Vertigo has long been one of my favourite films. It remains the best Hitch film I've seen, and from the director of North By Northwest, The 39 Steps and Psycho, that's saying something. Even if you go only to see the incomparable Jimmy Stewart and the beautiful Kim Novak, you must go. It's a masterpiece.

Stewart plays an acrophobic ex-detective who gets involved with the mysterious Novak... It would spoil things to reveal any more about the plot, except that (to quote Lord Melchett in Blackadder II) it "twists and turns like a... twisty, turny thing". Old Alfred wasn't called the "Master of Suspense" for nothing: by the end you'll be totally amazed and thoroughly entertained.

There's more to Vertigo than its story, however.

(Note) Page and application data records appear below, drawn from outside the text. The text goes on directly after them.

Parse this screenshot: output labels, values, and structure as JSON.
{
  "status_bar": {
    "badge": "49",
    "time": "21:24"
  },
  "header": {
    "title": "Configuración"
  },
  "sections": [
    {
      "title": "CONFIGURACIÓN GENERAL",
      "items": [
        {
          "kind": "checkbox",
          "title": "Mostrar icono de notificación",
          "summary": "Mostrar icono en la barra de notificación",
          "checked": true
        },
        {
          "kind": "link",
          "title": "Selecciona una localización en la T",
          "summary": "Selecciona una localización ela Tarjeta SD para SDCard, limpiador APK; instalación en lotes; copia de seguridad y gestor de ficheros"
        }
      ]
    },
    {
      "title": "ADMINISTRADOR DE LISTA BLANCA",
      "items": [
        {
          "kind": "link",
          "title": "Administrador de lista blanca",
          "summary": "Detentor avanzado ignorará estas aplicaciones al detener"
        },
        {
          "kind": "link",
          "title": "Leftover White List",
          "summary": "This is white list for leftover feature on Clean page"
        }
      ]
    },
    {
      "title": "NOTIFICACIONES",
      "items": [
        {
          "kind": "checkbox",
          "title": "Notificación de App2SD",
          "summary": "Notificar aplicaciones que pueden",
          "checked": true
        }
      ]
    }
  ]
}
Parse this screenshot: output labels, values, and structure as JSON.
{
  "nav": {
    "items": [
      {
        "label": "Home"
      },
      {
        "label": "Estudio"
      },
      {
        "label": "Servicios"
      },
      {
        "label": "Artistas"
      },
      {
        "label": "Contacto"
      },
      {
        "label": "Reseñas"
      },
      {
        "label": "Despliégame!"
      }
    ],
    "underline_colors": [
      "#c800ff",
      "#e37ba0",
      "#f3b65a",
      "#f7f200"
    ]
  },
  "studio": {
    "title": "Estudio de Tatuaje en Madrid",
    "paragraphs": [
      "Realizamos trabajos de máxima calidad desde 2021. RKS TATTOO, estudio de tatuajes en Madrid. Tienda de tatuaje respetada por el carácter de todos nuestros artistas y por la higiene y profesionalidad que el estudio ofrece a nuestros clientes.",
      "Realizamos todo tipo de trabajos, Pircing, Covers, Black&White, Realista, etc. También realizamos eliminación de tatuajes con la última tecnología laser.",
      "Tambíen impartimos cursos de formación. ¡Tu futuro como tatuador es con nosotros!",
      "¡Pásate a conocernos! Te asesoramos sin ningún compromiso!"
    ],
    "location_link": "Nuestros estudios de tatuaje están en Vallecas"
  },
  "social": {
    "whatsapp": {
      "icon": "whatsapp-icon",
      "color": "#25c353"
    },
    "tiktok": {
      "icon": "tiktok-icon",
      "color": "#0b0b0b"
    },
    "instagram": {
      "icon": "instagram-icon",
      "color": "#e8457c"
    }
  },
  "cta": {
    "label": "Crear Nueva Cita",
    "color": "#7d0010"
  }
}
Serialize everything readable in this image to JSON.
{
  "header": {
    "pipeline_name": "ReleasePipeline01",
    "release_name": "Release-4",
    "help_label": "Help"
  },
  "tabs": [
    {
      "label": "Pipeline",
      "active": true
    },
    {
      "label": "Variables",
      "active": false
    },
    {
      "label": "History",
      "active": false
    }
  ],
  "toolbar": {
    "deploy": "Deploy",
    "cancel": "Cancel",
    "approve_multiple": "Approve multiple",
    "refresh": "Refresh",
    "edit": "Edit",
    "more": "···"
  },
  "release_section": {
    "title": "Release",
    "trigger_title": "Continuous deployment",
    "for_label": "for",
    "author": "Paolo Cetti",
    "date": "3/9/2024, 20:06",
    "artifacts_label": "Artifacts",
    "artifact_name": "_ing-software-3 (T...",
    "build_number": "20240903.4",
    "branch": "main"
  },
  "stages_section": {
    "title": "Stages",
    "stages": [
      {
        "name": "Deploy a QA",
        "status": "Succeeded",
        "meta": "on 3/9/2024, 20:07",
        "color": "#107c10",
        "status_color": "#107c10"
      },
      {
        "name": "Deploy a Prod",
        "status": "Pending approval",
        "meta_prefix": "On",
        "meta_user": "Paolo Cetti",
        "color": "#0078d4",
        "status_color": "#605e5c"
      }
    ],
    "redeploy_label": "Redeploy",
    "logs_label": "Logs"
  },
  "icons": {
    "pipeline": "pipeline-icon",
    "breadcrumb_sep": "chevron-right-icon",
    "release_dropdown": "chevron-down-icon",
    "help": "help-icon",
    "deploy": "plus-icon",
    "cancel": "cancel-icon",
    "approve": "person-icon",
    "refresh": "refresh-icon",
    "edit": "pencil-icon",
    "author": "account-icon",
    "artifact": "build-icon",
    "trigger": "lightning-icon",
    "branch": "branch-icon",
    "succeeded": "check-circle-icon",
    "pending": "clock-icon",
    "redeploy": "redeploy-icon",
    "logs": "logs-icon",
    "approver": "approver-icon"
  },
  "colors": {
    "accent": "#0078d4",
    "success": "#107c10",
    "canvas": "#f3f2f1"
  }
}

Hitchcock made a film that's still beautiful to watch, despite its age. Nineteen-fifties San Francisco and its surrounds are captured to perfection in crisp, clear colour. Those of you who've seen Basic Instinct will realise that Paul Verhoeven ripped him off rotten (a shame really, when Verhoeven's perfectly capable of constructing his own convincing worlds, as in Robocop). But then what director would not have been influenced by Hitchcock, often quite profoundly? And for that matter, what film-goer hasn't been? If you haven't yet, then make Vertigo your first encounter with the Master—you won't be disappointed.

1991, 1994

First published in a reviews booklet of the ANU Film Group.
This page: 31 January 2000; last modified 16 February 2001.

©1991, 1994, 2000 Rory Ewins